Study: Teens with Involved Fathers 98% More Likely to Graduate from College
A new study finds that, compared to those whose fathers are not involved in their lives, teens who say they have involved fathers are 98% more likely to graduate from college, and teens with very involved fathers are 105% more likely to graduate.
W. Bradford Wilcox, a visiting scholar at the American Enterprise Institute (AEI), investigated the association between paternal involvement and college graduation by using data from the National Longitudinal Study of Adolescent Health (Add Health), which examined a nationally representative sample of adolescents in grades 7-12 in the 1994-1995 school year. Results of the Add Health study demonstrate that young adults who reported they had involved fathers while in high school are significantly more likely to graduate from college.
Wilcox notes that researchers have long observed that fathers play an essential role in advancing the well-being of their children. In addition, a U.S. Department of Education study found that among children living with both biological parents, those with very involved fathers were 42 percent more likely to obtain As and 33 percent less likely to be held back one year in school than children whose fathers had low levels of involvement in their lives.
Wilcox's investigation also demonstrates that adolescents are much more likely to report an involved or highly involved father if their biological parents are married, and that this association between paternal involvement and family structure holds true for families of all education levels.
“In other words, an engaged approach to fatherhood is more common for adolescents living in an intact, married family, regardless of parental education attainment,” Wilcox writes, but notes that the most involved fathers are generally found in homes where the mother is college-educated.
While Wilcox’s investigation does not demonstrate causal relationships, he provides four likely mechanisms at work in the results:
First, involved fathers may provide children with homework help, counsel, or knowledge that helps them excel in school. Second, involved fathers may help children steer clear of risky behaviors—from delinquency to teenage pregnancy—that might prevent them from completing college. Third, involved fathers may help foster an authoritative family environment (characterized by an appropriate mix of engagement, affection, and supervision) that is generally conducive to learning. Finally, involved fathers may be more likely to provide financial support to children seeking a college education.
“The good news about paternal involvement is that fathers have almost doubled the average amount of time they spend with their children each week, from 4.2 hours in 1995 to 7.3 hours in 2011,” writes Wilcox. “The bad news is that partly because fewer adolescents are living in intact, married families, a large minority of the nation’s teens—especially ones from poor and working-class homes—are not experiencing today’s ethic of engaged fatherhood.”

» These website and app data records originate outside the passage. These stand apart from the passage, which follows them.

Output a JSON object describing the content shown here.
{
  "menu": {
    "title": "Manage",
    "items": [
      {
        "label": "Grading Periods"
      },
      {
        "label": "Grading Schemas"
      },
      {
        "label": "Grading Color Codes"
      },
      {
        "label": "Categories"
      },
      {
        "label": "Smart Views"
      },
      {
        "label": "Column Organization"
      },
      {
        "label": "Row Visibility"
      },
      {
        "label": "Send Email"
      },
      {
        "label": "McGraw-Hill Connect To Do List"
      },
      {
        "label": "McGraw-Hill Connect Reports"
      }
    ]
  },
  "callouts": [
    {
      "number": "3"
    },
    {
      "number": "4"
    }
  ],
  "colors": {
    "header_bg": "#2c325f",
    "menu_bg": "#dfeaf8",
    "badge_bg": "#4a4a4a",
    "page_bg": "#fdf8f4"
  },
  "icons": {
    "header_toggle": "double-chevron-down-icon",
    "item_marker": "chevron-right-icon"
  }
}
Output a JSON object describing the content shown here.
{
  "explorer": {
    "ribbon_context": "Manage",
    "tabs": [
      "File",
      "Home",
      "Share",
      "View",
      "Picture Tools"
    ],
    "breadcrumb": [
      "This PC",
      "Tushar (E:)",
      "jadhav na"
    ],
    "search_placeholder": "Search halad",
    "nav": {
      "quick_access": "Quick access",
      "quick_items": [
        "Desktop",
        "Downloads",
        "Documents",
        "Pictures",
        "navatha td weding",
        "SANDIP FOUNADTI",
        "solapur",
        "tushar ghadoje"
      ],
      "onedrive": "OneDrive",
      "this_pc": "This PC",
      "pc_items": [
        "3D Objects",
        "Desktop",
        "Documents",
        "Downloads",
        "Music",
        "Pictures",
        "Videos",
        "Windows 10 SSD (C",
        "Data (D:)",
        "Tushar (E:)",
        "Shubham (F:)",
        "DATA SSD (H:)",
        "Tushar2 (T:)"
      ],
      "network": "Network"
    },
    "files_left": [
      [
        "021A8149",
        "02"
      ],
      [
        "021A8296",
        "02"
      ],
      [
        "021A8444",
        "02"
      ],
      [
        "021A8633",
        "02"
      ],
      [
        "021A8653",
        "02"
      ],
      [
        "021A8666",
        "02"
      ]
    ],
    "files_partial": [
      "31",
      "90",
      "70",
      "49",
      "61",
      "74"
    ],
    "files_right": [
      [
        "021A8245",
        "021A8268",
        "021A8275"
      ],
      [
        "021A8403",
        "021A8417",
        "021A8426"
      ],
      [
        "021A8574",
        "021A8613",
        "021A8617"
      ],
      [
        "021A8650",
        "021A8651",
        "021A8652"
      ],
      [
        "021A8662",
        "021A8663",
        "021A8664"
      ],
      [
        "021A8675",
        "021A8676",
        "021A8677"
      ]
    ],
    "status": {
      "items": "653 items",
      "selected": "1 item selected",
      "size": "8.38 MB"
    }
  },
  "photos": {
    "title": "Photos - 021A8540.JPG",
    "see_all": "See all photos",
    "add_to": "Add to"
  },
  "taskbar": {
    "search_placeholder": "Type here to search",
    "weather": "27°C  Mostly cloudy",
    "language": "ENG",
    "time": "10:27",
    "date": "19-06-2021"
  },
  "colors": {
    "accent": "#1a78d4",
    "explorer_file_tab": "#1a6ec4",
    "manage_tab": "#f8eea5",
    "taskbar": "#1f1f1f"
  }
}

“Thus, if we wish to increase the odds that all young adults have a shot at the higher education of their choice and—by extension—the American Dream,” he concludes, “one thing we need to do is figure out how to bridge the fatherhood divide between children from college-educated and less-educated families.”